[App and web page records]
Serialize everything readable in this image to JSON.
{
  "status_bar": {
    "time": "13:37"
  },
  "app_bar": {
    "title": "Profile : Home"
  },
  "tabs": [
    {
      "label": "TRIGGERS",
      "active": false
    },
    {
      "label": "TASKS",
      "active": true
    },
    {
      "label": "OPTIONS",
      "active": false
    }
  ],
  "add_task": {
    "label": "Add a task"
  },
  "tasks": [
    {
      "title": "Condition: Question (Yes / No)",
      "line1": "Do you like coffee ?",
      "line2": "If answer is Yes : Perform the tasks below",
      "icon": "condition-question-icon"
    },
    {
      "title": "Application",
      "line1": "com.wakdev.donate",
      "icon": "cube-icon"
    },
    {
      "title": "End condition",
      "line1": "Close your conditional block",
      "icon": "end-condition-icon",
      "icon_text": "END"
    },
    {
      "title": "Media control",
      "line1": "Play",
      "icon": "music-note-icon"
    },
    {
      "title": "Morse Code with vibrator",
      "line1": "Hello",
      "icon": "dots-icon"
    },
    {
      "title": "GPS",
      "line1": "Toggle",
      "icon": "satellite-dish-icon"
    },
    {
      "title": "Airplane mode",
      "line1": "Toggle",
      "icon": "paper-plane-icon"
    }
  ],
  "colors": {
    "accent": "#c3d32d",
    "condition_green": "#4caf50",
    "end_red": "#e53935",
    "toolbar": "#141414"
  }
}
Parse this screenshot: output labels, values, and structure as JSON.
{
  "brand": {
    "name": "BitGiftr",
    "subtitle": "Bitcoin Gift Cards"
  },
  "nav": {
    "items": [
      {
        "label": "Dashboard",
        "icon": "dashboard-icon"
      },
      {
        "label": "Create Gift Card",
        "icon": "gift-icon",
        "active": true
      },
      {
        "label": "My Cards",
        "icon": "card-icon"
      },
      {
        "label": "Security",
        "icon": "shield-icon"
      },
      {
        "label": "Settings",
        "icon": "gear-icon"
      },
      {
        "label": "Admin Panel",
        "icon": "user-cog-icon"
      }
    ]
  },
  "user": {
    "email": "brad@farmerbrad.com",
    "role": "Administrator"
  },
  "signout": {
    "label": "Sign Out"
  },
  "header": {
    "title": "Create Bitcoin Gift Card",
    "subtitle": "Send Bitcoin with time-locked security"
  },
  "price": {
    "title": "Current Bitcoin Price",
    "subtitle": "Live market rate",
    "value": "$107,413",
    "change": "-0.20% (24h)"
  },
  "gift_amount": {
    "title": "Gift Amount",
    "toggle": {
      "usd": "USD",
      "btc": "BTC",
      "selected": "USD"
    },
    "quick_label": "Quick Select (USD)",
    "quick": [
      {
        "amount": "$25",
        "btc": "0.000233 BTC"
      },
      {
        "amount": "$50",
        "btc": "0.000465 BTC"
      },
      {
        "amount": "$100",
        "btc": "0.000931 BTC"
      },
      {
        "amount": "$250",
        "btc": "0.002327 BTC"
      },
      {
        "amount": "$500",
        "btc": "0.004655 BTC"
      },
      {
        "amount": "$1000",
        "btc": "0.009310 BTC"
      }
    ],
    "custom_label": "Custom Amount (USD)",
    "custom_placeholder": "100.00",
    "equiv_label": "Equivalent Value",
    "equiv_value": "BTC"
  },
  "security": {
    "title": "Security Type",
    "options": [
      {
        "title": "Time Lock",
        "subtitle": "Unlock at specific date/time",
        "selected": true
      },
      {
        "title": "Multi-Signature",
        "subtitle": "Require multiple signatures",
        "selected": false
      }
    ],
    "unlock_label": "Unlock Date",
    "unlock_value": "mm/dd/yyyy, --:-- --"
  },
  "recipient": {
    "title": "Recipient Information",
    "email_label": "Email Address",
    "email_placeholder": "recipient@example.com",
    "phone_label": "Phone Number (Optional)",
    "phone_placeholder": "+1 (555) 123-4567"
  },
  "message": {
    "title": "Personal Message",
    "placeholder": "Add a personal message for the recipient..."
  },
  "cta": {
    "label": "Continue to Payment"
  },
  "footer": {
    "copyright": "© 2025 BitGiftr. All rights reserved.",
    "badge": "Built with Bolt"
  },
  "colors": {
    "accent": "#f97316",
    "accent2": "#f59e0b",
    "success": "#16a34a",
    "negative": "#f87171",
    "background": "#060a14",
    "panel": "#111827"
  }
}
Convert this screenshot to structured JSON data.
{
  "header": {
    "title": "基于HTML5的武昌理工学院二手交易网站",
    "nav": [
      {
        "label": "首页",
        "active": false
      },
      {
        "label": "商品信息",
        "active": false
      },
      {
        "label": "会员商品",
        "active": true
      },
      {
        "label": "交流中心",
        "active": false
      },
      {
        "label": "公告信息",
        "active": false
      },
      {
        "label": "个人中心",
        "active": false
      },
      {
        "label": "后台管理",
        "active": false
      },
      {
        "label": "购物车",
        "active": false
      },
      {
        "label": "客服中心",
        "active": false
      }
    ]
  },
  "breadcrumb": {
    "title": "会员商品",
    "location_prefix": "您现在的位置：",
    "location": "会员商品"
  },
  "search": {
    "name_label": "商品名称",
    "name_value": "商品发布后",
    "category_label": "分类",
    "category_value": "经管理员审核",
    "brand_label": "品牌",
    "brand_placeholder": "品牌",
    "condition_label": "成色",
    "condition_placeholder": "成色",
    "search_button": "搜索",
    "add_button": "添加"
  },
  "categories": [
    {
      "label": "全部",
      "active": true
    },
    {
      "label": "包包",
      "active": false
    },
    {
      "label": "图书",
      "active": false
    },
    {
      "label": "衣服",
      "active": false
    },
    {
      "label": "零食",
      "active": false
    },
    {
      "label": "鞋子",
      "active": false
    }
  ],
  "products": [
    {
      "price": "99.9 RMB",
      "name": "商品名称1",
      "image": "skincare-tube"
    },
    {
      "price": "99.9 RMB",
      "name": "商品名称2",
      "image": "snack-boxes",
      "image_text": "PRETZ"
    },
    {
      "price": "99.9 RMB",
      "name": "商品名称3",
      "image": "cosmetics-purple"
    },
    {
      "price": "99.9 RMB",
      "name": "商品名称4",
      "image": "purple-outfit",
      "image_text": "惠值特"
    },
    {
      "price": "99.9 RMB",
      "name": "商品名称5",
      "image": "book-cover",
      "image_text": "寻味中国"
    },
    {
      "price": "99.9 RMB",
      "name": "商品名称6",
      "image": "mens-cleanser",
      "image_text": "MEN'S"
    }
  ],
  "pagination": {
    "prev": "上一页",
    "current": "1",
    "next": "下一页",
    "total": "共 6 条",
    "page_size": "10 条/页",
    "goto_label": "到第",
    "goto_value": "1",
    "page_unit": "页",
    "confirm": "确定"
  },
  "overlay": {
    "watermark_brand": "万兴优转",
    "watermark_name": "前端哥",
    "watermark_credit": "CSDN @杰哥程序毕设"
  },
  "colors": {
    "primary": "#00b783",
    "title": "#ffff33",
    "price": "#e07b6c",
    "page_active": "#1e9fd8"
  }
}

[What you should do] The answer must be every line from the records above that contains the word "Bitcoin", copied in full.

[Result for this exercise]
    "subtitle": "Bitcoin Gift Cards"
    "title": "Create Bitcoin Gift Card",
    "subtitle": "Send Bitcoin with time-locked security"
    "title": "Current Bitcoin Price",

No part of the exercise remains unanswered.